**TASK REQUIREMENTS:**
Please reproduce all of the lines below, word for word and in full.

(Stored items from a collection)
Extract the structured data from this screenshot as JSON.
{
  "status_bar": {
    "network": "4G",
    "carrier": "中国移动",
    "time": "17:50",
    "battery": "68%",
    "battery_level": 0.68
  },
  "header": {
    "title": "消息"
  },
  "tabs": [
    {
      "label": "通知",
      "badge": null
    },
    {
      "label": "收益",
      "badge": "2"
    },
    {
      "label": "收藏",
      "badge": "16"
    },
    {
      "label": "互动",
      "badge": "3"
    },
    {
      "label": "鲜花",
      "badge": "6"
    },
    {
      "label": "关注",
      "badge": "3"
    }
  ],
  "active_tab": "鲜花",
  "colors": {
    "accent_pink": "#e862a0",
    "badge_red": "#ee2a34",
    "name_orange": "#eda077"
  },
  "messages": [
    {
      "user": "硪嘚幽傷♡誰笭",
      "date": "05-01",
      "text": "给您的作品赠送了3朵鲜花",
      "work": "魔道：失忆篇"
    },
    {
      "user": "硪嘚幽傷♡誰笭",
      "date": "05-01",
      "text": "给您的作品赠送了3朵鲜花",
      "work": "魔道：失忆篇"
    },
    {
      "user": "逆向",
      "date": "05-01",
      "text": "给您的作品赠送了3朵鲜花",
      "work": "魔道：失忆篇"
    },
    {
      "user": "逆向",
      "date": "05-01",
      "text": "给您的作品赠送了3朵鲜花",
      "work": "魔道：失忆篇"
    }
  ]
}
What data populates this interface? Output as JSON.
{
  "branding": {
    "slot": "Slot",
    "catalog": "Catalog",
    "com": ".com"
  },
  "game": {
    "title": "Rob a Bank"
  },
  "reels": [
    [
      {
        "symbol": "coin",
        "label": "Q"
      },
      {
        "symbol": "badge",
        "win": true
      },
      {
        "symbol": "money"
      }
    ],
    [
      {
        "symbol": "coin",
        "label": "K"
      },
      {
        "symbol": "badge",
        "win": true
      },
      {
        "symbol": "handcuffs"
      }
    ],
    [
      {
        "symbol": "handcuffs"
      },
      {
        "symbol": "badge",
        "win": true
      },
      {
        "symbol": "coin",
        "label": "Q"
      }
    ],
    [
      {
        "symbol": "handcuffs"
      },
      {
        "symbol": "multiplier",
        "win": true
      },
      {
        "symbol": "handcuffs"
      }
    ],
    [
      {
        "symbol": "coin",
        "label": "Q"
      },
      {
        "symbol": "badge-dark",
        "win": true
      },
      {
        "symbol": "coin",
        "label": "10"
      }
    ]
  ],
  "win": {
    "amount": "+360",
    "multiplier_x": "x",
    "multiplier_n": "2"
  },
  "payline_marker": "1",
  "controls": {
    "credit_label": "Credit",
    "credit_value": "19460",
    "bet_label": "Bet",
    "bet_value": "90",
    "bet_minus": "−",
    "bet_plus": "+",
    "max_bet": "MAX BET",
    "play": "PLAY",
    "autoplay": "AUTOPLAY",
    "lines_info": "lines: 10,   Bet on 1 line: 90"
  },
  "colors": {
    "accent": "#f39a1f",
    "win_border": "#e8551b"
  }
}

**ANSWER SPACE:**
Extract the structured data from this screenshot as JSON.
{
  "status_bar": {
    "network": "4G",
    "carrier": "中国移动",
    "time": "17:50",
    "battery": "68%",
    "battery_level": 0.68
  },
  "header": {
    "title": "消息"
  },
  "tabs": [
    {
      "label": "通知",
      "badge": null
    },
    {
      "label": "收益",
      "badge": "2"
    },
    {
      "label": "收藏",
      "badge": "16"
    },
    {
      "label": "互动",
      "badge": "3"
    },
    {
      "label": "鲜花",
      "badge": "6"
    },
    {
      "label": "关注",
      "badge": "3"
    }
  ],
  "active_tab": "鲜花",
  "colors": {
    "accent_pink": "#e862a0",
    "badge_red": "#ee2a34",
    "name_orange": "#eda077"
  },
  "messages": [
    {
      "user": "硪嘚幽傷♡誰笭",
      "date": "05-01",
      "text": "给您的作品赠送了3朵鲜花",
      "work": "魔道：失忆篇"
    },
    {
      "user": "硪嘚幽傷♡誰笭",
      "date": "05-01",
      "text": "给您的作品赠送了3朵鲜花",
      "work": "魔道：失忆篇"
    },
    {
      "user": "逆向",
      "date": "05-01",
      "text": "给您的作品赠送了3朵鲜花",
      "work": "魔道：失忆篇"
    },
    {
      "user": "逆向",
      "date": "05-01",
      "text": "给您的作品赠送了3朵鲜花",
      "work": "魔道：失忆篇"
    }
  ]
}
What data populates this interface? Output as JSON.
{
  "branding": {
    "slot": "Slot",
    "catalog": "Catalog",
    "com": ".com"
  },
  "game": {
    "title": "Rob a Bank"
  },
  "reels": [
    [
      {
        "symbol": "coin",
        "label": "Q"
      },
      {
        "symbol": "badge",
        "win": true
      },
      {
        "symbol": "money"
      }
    ],
    [
      {
        "symbol": "coin",
        "label": "K"
      },
      {
        "symbol": "badge",
        "win": true
      },
      {
        "symbol": "handcuffs"
      }
    ],
    [
      {
        "symbol": "handcuffs"
      },
      {
        "symbol": "badge",
        "win": true
      },
      {
        "symbol": "coin",
        "label": "Q"
      }
    ],
    [
      {
        "symbol": "handcuffs"
      },
      {
        "symbol": "multiplier",
        "win": true
      },
      {
        "symbol": "handcuffs"
      }
    ],
    [
      {
        "symbol": "coin",
        "label": "Q"
      },
      {
        "symbol": "badge-dark",
        "win": true
      },
      {
        "symbol": "coin",
        "label": "10"
      }
    ]
  ],
  "win": {
    "amount": "+360",
    "multiplier_x": "x",
    "multiplier_n": "2"
  },
  "payline_marker": "1",
  "controls": {
    "credit_label": "Credit",
    "credit_value": "19460",
    "bet_label": "Bet",
    "bet_value": "90",
    "bet_minus": "−",
    "bet_plus": "+",
    "max_bet": "MAX BET",
    "play": "PLAY",
    "autoplay": "AUTOPLAY",
    "lines_info": "lines: 10,   Bet on 1 line: 90"
  },
  "colors": {
    "accent": "#f39a1f",
    "win_border": "#e8551b"
  }
}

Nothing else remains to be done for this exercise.